Sexual assault: Finding the courage to speak about it
We may not like to think about the sad and disturbing topic of sexual assault, but starting the discussion might help survivors feel comfortable and courageous enough to come forward and get help.
April is Sexual Assault Awareness Month and the outreach occurring is encouraging. The hope is it will continue when the month is over.
According to the Utah Department of Health, in 2016, 9.7 percent of adults in Utah reported experiencing sexual violence, which is defined as sexual activity that involves victims who do not consent. This can include unwanted physical contact and unwanted sexual situations. One in three women will experience some form of sexual violence in their lifetime.

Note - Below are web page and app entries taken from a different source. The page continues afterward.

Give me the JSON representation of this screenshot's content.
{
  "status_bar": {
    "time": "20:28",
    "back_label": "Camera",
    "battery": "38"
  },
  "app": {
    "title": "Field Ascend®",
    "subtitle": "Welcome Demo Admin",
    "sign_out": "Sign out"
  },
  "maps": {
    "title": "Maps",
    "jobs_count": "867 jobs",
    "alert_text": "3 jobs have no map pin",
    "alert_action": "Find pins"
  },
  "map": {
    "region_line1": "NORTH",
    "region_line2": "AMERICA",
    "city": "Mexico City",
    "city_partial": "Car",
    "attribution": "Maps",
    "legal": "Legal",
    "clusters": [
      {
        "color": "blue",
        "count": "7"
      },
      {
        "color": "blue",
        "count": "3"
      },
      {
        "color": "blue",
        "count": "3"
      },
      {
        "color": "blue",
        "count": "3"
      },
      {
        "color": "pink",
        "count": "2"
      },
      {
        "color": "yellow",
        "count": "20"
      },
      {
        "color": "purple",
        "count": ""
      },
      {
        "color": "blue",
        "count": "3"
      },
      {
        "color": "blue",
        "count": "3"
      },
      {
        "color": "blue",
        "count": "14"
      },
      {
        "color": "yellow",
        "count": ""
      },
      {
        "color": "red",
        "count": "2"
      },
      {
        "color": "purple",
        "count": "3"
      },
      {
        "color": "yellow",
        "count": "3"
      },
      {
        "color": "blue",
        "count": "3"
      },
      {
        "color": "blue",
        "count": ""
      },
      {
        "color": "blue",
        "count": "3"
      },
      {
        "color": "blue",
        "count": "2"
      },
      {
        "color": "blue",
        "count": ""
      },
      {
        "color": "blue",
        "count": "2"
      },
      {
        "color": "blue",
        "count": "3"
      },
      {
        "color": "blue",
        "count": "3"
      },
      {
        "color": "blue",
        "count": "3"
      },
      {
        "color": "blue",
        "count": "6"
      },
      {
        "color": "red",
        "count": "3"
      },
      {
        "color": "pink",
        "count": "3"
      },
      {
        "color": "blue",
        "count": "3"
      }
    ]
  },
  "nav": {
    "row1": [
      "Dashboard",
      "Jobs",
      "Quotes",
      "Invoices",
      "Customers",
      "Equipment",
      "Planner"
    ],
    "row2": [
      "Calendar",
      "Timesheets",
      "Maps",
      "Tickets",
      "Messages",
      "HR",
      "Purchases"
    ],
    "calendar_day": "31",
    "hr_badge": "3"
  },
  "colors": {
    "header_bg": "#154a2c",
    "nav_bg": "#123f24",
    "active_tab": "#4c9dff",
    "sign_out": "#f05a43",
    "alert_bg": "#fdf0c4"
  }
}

Earlier this month, I wrote an article about members of the Pleasant Grove Police Department pledging to “Start by Believing.” They are not alone.
Thousands of people, including members of police departments and other organizations around the country, have joined the Start By Believing campaign (www.StartByBelieving.org) to let sexual assault survivors know that they will be believed and their claims will be thoroughly investigated. Since only about a third of sexual assault crimes are ever reported to police, this is an important step to try to increase that amount.
According to startbybelievingutah.org, friends and family are often the first ones who are confided in after an assault. Reactions are important. It’s appropriate to express concern and support, but to avoid the “why” questions, such as “Why were you wearing that?” or “Why were you alone with that person?” Many are afraid to tell someone or to report the crime to police for fear of being judged or not being believed.
Kortney Hughes, victim services coordinator for Provo Police Department said reporting of sexual assault is increasing, probably due to more movements and outreach.
“This is giving survivors the courage,” she said.
While males are the most underreported group, they are also reporting more in the last couple of years.
“They are becoming more comfortable coming forward to talk about it,” Hughes said. “But, it’s definitely still very underreported.”
Every police department in Utah County has at least one victim advocate, according to Hughes. Many people do not realize that anyone can call to talk to a victim advocate, even if no police report is filed. The advocates can be a great help to victims of sexual assault as well as other crimes. They can let the victims know about available services, support groups, other agencies and shelters to help them get out of dangerous situations.
“It’s a personal choice whether they go public and report to police,” she said.
In addition to victim advocates, victims of sexual assault can also find help by calling the Rape and Sexual Assault Crisis Line at (888) 421-1100, the Center for Women and Children in Crisis at (801) 356-2511 or the Utah Coalition Against Sexual Assault at (801) 746-0404. More information and resources can also be found at www.health.utah.gov.
“If they decide to report, they will have us by their side,” Hughes said.